Cas Response To Social Security Administration And Tribunal Membership Scotland Bill

Local authorities cannot authorise directed surveillance unless this involves a criminal offence punishable by a maximum term of at least 6 months’ imprisonment. The ultimate choice of charge remains with the prosecutor, not the investigator. Investigators are required to keep under review the level of crime they are investigating. Below is a link to the Home Office guidance for local authority investigators.

During the course of the claim by failing to notify a change of circumstances which affects entitlement to benefit – an omission offence. When considering the public interest questions under the Code, it should be borne in mind that benefit and tax credit fraud has an impact on communities and taxpayers by reducing the amount of public monies available. This Standard is designed to assist prosecutors in selecting the most appropriate charge, in the light of the facts that can be proved at court, at the earliest possible opportunity where benefit or tax credit fraud is alleged. HMRC and LA officers participating in the SFIS pilot and authorised by the Secretary of State under Section 109A of the SSAA can seek information for the purpose of investigating all social security offences .

Section 204 of the NHS Act creates offences of failure to comply with a requirement to produce documents and making a false or misleading statement in purported compliance with a requirement imposed. If a Newton hearing is ordered the burden will be on the prosecution to prove that the amount alleged is correct. Usually the Decision Maker will be required to attend court to explain how he arrived at the adjudicated overpayment calculation. Section 17 of the Social Security Act 1998 states that the overpayment is final and should remain as it is until repealed, superseded or rescinded by the Secretary of State. If the defence dispute the amount of overpayment, the proper course is to appeal to a first-tier tribunal against the overpayment decision.

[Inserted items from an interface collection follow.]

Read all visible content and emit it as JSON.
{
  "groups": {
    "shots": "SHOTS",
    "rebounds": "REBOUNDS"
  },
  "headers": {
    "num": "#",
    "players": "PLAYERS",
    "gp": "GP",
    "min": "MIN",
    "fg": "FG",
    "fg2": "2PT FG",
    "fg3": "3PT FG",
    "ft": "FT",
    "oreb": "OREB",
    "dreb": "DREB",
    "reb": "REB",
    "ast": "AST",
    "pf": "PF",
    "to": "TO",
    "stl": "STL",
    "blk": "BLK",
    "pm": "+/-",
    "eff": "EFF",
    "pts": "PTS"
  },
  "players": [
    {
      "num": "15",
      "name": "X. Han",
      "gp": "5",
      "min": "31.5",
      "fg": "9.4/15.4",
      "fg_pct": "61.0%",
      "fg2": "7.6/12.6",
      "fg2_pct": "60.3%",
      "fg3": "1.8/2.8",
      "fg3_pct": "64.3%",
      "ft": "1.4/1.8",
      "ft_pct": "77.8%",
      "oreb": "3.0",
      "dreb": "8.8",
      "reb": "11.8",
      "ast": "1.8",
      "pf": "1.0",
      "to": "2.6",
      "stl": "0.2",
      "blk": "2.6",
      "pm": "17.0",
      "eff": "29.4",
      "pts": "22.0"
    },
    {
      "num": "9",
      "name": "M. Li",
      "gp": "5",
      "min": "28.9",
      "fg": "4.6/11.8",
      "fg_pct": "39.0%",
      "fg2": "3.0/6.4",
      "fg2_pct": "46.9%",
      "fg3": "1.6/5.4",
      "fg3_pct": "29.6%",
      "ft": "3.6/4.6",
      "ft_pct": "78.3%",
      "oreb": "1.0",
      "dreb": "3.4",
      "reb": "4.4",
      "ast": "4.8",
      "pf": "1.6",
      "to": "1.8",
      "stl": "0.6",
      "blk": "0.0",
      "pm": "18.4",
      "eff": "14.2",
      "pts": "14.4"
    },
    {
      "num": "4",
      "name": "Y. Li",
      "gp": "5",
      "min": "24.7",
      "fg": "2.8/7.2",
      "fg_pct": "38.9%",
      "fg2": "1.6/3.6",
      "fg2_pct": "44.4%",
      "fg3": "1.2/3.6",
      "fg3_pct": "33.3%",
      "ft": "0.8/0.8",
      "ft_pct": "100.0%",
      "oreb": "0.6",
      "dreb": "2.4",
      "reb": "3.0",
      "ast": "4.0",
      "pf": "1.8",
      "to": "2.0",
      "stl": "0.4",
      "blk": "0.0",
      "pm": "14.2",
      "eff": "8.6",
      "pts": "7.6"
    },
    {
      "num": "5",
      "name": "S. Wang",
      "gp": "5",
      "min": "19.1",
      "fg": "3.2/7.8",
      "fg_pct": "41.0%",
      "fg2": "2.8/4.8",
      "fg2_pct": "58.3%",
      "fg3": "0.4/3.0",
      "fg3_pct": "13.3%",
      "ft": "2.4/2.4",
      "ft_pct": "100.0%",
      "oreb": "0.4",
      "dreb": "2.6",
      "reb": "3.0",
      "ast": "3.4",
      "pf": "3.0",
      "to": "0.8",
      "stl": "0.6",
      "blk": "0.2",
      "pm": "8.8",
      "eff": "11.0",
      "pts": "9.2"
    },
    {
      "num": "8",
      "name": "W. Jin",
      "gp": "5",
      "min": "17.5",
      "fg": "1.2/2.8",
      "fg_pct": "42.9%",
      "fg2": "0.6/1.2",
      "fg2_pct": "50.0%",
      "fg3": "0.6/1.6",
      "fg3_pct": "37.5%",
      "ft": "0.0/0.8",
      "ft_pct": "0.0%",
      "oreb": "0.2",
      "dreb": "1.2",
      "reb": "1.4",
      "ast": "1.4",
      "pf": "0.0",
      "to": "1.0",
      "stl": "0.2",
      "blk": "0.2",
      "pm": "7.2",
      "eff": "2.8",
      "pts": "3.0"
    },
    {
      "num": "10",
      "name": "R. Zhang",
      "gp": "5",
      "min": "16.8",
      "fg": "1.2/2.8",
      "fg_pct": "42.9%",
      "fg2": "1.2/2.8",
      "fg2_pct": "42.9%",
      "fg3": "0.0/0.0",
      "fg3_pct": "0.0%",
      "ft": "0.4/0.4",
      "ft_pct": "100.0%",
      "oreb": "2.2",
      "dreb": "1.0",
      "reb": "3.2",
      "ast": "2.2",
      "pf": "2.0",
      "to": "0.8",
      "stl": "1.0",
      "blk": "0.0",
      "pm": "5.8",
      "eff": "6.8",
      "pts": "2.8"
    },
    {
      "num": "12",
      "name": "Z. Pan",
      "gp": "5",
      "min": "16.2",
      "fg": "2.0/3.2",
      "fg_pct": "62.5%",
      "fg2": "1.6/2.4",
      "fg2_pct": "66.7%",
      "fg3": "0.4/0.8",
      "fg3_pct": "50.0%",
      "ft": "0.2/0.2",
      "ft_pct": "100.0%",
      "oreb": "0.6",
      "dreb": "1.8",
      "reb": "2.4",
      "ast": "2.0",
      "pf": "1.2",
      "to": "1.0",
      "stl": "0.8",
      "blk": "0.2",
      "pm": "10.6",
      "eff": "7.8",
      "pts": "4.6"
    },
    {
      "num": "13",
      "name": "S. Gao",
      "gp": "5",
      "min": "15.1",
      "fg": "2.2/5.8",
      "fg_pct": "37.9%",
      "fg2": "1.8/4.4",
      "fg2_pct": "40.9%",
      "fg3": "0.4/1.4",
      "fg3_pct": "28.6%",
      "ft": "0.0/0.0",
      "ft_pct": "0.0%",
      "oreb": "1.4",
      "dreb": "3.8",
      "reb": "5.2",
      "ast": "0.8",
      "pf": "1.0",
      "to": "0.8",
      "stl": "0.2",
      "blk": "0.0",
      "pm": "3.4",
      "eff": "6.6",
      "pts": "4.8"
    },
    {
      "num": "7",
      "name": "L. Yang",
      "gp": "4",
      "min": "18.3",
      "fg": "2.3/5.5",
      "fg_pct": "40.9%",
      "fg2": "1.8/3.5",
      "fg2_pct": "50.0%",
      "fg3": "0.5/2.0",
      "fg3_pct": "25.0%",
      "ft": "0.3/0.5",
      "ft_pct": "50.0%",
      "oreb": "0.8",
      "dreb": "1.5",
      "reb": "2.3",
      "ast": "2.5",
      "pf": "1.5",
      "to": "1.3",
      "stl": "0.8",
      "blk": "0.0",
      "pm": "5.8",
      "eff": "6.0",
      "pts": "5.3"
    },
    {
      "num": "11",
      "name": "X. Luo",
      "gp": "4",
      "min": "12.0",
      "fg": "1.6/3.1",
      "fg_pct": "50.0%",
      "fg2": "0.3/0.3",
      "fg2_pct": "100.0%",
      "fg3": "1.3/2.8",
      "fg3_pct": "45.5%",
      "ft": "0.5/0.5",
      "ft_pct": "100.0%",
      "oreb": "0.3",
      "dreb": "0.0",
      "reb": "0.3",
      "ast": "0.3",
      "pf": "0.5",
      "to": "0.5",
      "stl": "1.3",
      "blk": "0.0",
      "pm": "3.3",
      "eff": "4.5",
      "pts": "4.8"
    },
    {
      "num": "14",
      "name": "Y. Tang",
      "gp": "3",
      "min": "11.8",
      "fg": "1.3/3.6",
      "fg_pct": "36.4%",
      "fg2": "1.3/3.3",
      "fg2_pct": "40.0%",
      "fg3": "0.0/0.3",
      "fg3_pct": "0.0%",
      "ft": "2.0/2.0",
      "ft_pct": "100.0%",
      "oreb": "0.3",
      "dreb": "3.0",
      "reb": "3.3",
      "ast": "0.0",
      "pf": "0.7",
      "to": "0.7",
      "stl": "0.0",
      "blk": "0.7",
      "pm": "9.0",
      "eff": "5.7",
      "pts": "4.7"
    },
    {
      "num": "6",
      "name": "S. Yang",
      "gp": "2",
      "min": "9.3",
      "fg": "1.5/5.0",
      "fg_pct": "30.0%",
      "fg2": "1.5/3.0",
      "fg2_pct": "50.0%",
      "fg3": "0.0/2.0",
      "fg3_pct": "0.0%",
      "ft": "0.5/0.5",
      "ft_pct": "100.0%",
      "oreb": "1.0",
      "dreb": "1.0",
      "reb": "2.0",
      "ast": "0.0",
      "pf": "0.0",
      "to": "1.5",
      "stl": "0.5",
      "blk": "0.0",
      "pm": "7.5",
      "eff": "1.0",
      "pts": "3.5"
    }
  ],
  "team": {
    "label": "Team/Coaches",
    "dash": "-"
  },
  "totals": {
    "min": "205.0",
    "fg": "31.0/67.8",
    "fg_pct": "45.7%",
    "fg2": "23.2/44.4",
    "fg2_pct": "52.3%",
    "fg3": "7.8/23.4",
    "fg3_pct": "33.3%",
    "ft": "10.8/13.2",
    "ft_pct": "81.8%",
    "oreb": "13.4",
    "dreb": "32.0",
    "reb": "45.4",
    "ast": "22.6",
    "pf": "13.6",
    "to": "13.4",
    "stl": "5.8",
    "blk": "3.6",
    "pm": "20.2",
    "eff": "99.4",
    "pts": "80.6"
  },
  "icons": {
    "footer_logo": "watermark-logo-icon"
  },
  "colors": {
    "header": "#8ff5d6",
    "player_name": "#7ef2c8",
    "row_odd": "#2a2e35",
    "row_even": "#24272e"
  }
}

Broad headings include old age, disability and survivors, sickness and maternity, work injury, unemployment and family allowances. Sub-categories within these sections provide information on legislation, coverage, source of funds, qualifying conditions and benefit rates. Demographic and other statistics related to social security are also given.

Alternatively, as was the case in Eyeson v Milton Keynes Council EWHC , Moses J held that, “Section 116 does not refer to any public interest requirement but focuses particularly upon a sufficiency of evidence requirement in the opinion of the local authority. It is not, therefore, open to them to delay on the basis that they need more information before deciding whether it was in the public interest to prosecute the lady”. Local Authorities cannot decide on the suitability of an administrative penalty as a disposal for offences connected with DWP administered benefits. Local Authorities can under Section 115A and of the SSAA 1992 enter into an agreement with DWP to undertake the process of offering an administrative penalty.

Prosecutors will advise the offer of a simple caution only in exceptional circumstances. It was DWP policy to offer these penalties where the case is deemed to be not so serious that prosecution should be considered in the first instance. The offer of an administrative penalty was generally made, as an alternative to referral to the CPS to decide whether to prosecute, where the gross overpayment did not exceed £4,000 and there were no aggravating features . This £4,000 overpayment upper limit was DWP policy, and is not prescribed in statute. However, contrast the above with the recent decision in R v Woodward EWHC 1008 which related to offences brought under Section 4 of the Animal Welfare Act 2006.